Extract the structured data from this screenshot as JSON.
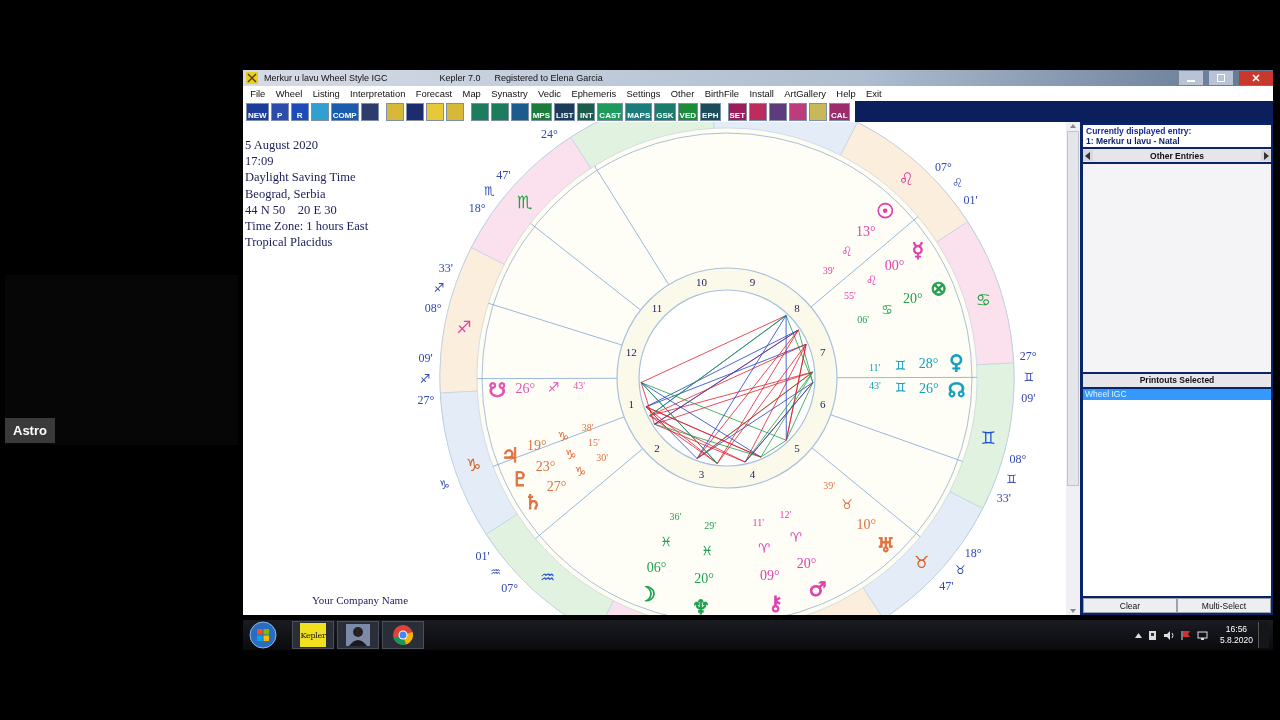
{
  "stream_tile": {
    "label": "Astro"
  },
  "window": {
    "title": "Merkur u lavu Wheel Style IGC",
    "version": "Kepler 7.0",
    "registration": "Registered to Elena Garcia"
  },
  "menu": [
    "File",
    "Wheel",
    "Listing",
    "Interpretation",
    "Forecast",
    "Map",
    "Synastry",
    "Vedic",
    "Ephemeris",
    "Settings",
    "Other",
    "BirthFile",
    "Install",
    "ArtGallery",
    "Help",
    "Exit"
  ],
  "toolbar": [
    [
      {
        "label": "NEW",
        "color": "#1c3c9c"
      },
      {
        "label": "P",
        "color": "#2c4cac"
      },
      {
        "label": "R",
        "color": "#1c4cbc"
      },
      {
        "color": "#30a0d0"
      },
      {
        "label": "COMP",
        "color": "#1c5cac"
      },
      {
        "color": "#2c3c6c"
      }
    ],
    [
      {
        "color": "#d8b838"
      },
      {
        "color": "#1c2c6c"
      },
      {
        "color": "#e8c838"
      },
      {
        "color": "#d8b838"
      }
    ],
    [
      {
        "color": "#1c7c5c"
      },
      {
        "color": "#1c7c5c"
      },
      {
        "color": "#1c5c8c"
      },
      {
        "label": "MPS",
        "color": "#1c7c3c"
      },
      {
        "label": "LIST",
        "color": "#1c3c5c"
      },
      {
        "label": "INT",
        "color": "#1c5c4c"
      },
      {
        "label": "CAST",
        "color": "#1c9c5c"
      },
      {
        "label": "MAPS",
        "color": "#1c7c7c"
      },
      {
        "label": "GSK",
        "color": "#1c7c6c"
      },
      {
        "label": "VED",
        "color": "#1c8c3c"
      },
      {
        "label": "EPH",
        "color": "#1c4c5c"
      }
    ],
    [
      {
        "label": "SET",
        "color": "#9c1c5c"
      },
      {
        "color": "#bc2c5c"
      },
      {
        "color": "#5c3c7c"
      },
      {
        "color": "#bc3c7c"
      },
      {
        "color": "#c8b858"
      },
      {
        "label": "CAL",
        "color": "#9c2c6c"
      }
    ]
  ],
  "chart_info": [
    "5 August 2020",
    "17:09",
    "Daylight Saving Time",
    "Beograd, Serbia",
    "44 N 50    20 E 30",
    "Time Zone: 1 hours East",
    "Tropical Placidus"
  ],
  "company": "Your Company Name",
  "zodiac": [
    {
      "glyph": "♌",
      "color": "#e040a0"
    },
    {
      "glyph": "♏",
      "color": "#20a040"
    },
    {
      "glyph": "♋",
      "color": "#20a040"
    },
    {
      "glyph": "♐",
      "color": "#e040a0"
    },
    {
      "glyph": "♊",
      "color": "#2050d0"
    },
    {
      "glyph": "♑",
      "color": "#d06020"
    },
    {
      "glyph": "♉",
      "color": "#d06020"
    },
    {
      "glyph": "♒",
      "color": "#2050d0"
    }
  ],
  "houses": [
    "1",
    "2",
    "3",
    "4",
    "5",
    "6",
    "7",
    "8",
    "9",
    "10",
    "11",
    "12"
  ],
  "outer_cusps": [
    {
      "degree": "24°"
    },
    {
      "degree": "18°",
      "sign": "♏",
      "minutes": "47'"
    },
    {
      "degree": "07°",
      "sign": "♌",
      "minutes": "01'"
    },
    {
      "degree": "08°",
      "sign": "♐",
      "minutes": "33'"
    },
    {
      "degree": "27°",
      "sign": "♐",
      "minutes": "09'"
    },
    {
      "degree": "27°",
      "sign": "♊",
      "minutes": "09'"
    },
    {
      "degree": "08°",
      "sign": "♊",
      "minutes": "33'"
    },
    {
      "sign": "♑"
    },
    {
      "degree": "07°",
      "sign": "♒",
      "minutes": "01'"
    },
    {
      "degree": "18°",
      "sign": "♉",
      "minutes": "47'"
    }
  ],
  "planets": [
    {
      "glyph": "☉",
      "degree": "13°",
      "sign": "♌",
      "minutes": "39'",
      "color": "#e040b0"
    },
    {
      "glyph": "☿",
      "degree": "00°",
      "sign": "♌",
      "minutes": "55'",
      "color": "#e040b0"
    },
    {
      "glyph": "⊗",
      "degree": "20°",
      "sign": "♋",
      "minutes": "06'",
      "color": "#20a050"
    },
    {
      "glyph": "♀",
      "degree": "28°",
      "sign": "♊",
      "minutes": "11'",
      "color": "#10a0c0"
    },
    {
      "glyph": "☋",
      "degree": "26°",
      "sign": "♐",
      "minutes": "43'",
      "color": "#e050b0"
    },
    {
      "glyph": "☊",
      "degree": "26°",
      "sign": "♊",
      "minutes": "43'",
      "color": "#10a0c0"
    },
    {
      "glyph": "♃",
      "degree": "19°",
      "sign": "♑",
      "minutes": "38'",
      "color": "#e07040"
    },
    {
      "glyph": "♇",
      "degree": "23°",
      "sign": "♑",
      "minutes": "15'",
      "color": "#e07040"
    },
    {
      "glyph": "♄",
      "degree": "27°",
      "sign": "♑",
      "minutes": "30'",
      "color": "#e07040"
    },
    {
      "glyph": "♅",
      "degree": "10°",
      "sign": "♉",
      "minutes": "39'",
      "color": "#e07040"
    },
    {
      "glyph": "☽",
      "degree": "06°",
      "sign": "♓",
      "minutes": "36'",
      "color": "#20a050"
    },
    {
      "glyph": "♆",
      "degree": "20°",
      "sign": "♓",
      "minutes": "29'",
      "color": "#20a050"
    },
    {
      "glyph": "⚷",
      "degree": "09°",
      "sign": "♈",
      "minutes": "11'",
      "color": "#e040b0"
    },
    {
      "glyph": "♂",
      "degree": "20°",
      "sign": "♈",
      "minutes": "12'",
      "color": "#e040b0"
    }
  ],
  "side_panel": {
    "entry_caption": "Currently displayed entry:",
    "entry": "1: Merkur u lavu - Natal",
    "other_entries": "Other Entries",
    "printouts_header": "Printouts Selected",
    "printouts": [
      {
        "label": "Wheel IGC",
        "selected": true
      }
    ],
    "buttons": [
      "Clear",
      "Multi-Select"
    ]
  },
  "taskbar": {
    "apps": [
      {
        "kind": "kepler",
        "label": "Kepler"
      },
      {
        "kind": "person"
      },
      {
        "kind": "browser"
      }
    ],
    "time": "16:56",
    "date": "5.8.2020"
  }
}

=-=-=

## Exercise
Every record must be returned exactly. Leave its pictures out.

## Solved exercise
Extract the structured data from this screenshot as JSON.
{
  "stream_tile": {
    "label": "Astro"
  },
  "window": {
    "title": "Merkur u lavu Wheel Style IGC",
    "version": "Kepler 7.0",
    "registration": "Registered to Elena Garcia"
  },
  "menu": [
    "File",
    "Wheel",
    "Listing",
    "Interpretation",
    "Forecast",
    "Map",
    "Synastry",
    "Vedic",
    "Ephemeris",
    "Settings",
    "Other",
    "BirthFile",
    "Install",
    "ArtGallery",
    "Help",
    "Exit"
  ],
  "toolbar": [
    [
      {
        "label": "NEW",
        "color": "#1c3c9c"
      },
      {
        "label": "P",
        "color": "#2c4cac"
      },
      {
        "label": "R",
        "color": "#1c4cbc"
      },
      {
        "color": "#30a0d0"
      },
      {
        "label": "COMP",
        "color": "#1c5cac"
      },
      {
        "color": "#2c3c6c"
      }
    ],
    [
      {
        "color": "#d8b838"
      },
      {
        "color": "#1c2c6c"
      },
      {
        "color": "#e8c838"
      },
      {
        "color": "#d8b838"
      }
    ],
    [
      {
        "color": "#1c7c5c"
      },
      {
        "color": "#1c7c5c"
      },
      {
        "color": "#1c5c8c"
      },
      {
        "label": "MPS",
        "color": "#1c7c3c"
      },
      {
        "label": "LIST",
        "color": "#1c3c5c"
      },
      {
        "label": "INT",
        "color": "#1c5c4c"
      },
      {
        "label": "CAST",
        "color": "#1c9c5c"
      },
      {
        "label": "MAPS",
        "color": "#1c7c7c"
      },
      {
        "label": "GSK",
        "color": "#1c7c6c"
      },
      {
        "label": "VED",
        "color": "#1c8c3c"
      },
      {
        "label": "EPH",
        "color": "#1c4c5c"
      }
    ],
    [
      {
        "label": "SET",
        "color": "#9c1c5c"
      },
      {
        "color": "#bc2c5c"
      },
      {
        "color": "#5c3c7c"
      },
      {
        "color": "#bc3c7c"
      },
      {
        "color": "#c8b858"
      },
      {
        "label": "CAL",
        "color": "#9c2c6c"
      }
    ]
  ],
  "chart_info": [
    "5 August 2020",
    "17:09",
    "Daylight Saving Time",
    "Beograd, Serbia",
    "44 N 50    20 E 30",
    "Time Zone: 1 hours East",
    "Tropical Placidus"
  ],
  "company": "Your Company Name",
  "zodiac": [
    {
      "glyph": "♌",
      "color": "#e040a0"
    },
    {
      "glyph": "♏",
      "color": "#20a040"
    },
    {
      "glyph": "♋",
      "color": "#20a040"
    },
    {
      "glyph": "♐",
      "color": "#e040a0"
    },
    {
      "glyph": "♊",
      "color": "#2050d0"
    },
    {
      "glyph": "♑",
      "color": "#d06020"
    },
    {
      "glyph": "♉",
      "color": "#d06020"
    },
    {
      "glyph": "♒",
      "color": "#2050d0"
    }
  ],
  "houses": [
    "1",
    "2",
    "3",
    "4",
    "5",
    "6",
    "7",
    "8",
    "9",
    "10",
    "11",
    "12"
  ],
  "outer_cusps": [
    {
      "degree": "24°"
    },
    {
      "degree": "18°",
      "sign": "♏",
      "minutes": "47'"
    },
    {
      "degree": "07°",
      "sign": "♌",
      "minutes": "01'"
    },
    {
      "degree": "08°",
      "sign": "♐",
      "minutes": "33'"
    },
    {
      "degree": "27°",
      "sign": "♐",
      "minutes": "09'"
    },
    {
      "degree": "27°",
      "sign": "♊",
      "minutes": "09'"
    },
    {
      "degree": "08°",
      "sign": "♊",
      "minutes": "33'"
    },
    {
      "sign": "♑"
    },
    {
      "degree": "07°",
      "sign": "♒",
      "minutes": "01'"
    },
    {
      "degree": "18°",
      "sign": "♉",
      "minutes": "47'"
    }
  ],
  "planets": [
    {
      "glyph": "☉",
      "degree": "13°",
      "sign": "♌",
      "minutes": "39'",
      "color": "#e040b0"
    },
    {
      "glyph": "☿",
      "degree": "00°",
      "sign": "♌",
      "minutes": "55'",
      "color": "#e040b0"
    },
    {
      "glyph": "⊗",
      "degree": "20°",
      "sign": "♋",
      "minutes": "06'",
      "color": "#20a050"
    },
    {
      "glyph": "♀",
      "degree": "28°",
      "sign": "♊",
      "minutes": "11'",
      "color": "#10a0c0"
    },
    {
      "glyph": "☋",
      "degree": "26°",
      "sign": "♐",
      "minutes": "43'",
      "color": "#e050b0"
    },
    {
      "glyph": "☊",
      "degree": "26°",
      "sign": "♊",
      "minutes": "43'",
      "color": "#10a0c0"
    },
    {
      "glyph": "♃",
      "degree": "19°",
      "sign": "♑",
      "minutes": "38'",
      "color": "#e07040"
    },
    {
      "glyph": "♇",
      "degree": "23°",
      "sign": "♑",
      "minutes": "15'",
      "color": "#e07040"
    },
    {
      "glyph": "♄",
      "degree": "27°",
      "sign": "♑",
      "minutes": "30'",
      "color": "#e07040"
    },
    {
      "glyph": "♅",
      "degree": "10°",
      "sign": "♉",
      "minutes": "39'",
      "color": "#e07040"
    },
    {
      "glyph": "☽",
      "degree": "06°",
      "sign": "♓",
      "minutes": "36'",
      "color": "#20a050"
    },
    {
      "glyph": "♆",
      "degree": "20°",
      "sign": "♓",
      "minutes": "29'",
      "color": "#20a050"
    },
    {
      "glyph": "⚷",
      "degree": "09°",
      "sign": "♈",
      "minutes": "11'",
      "color": "#e040b0"
    },
    {
      "glyph": "♂",
      "degree": "20°",
      "sign": "♈",
      "minutes": "12'",
      "color": "#e040b0"
    }
  ],
  "side_panel": {
    "entry_caption": "Currently displayed entry:",
    "entry": "1: Merkur u lavu - Natal",
    "other_entries": "Other Entries",
    "printouts_header": "Printouts Selected",
    "printouts": [
      {
        "label": "Wheel IGC",
        "selected": true
      }
    ],
    "buttons": [
      "Clear",
      "Multi-Select"
    ]
  },
  "taskbar": {
    "apps": [
      {
        "kind": "kepler",
        "label": "Kepler"
      },
      {
        "kind": "person"
      },
      {
        "kind": "browser"
      }
    ],
    "time": "16:56",
    "date": "5.8.2020"
  }
}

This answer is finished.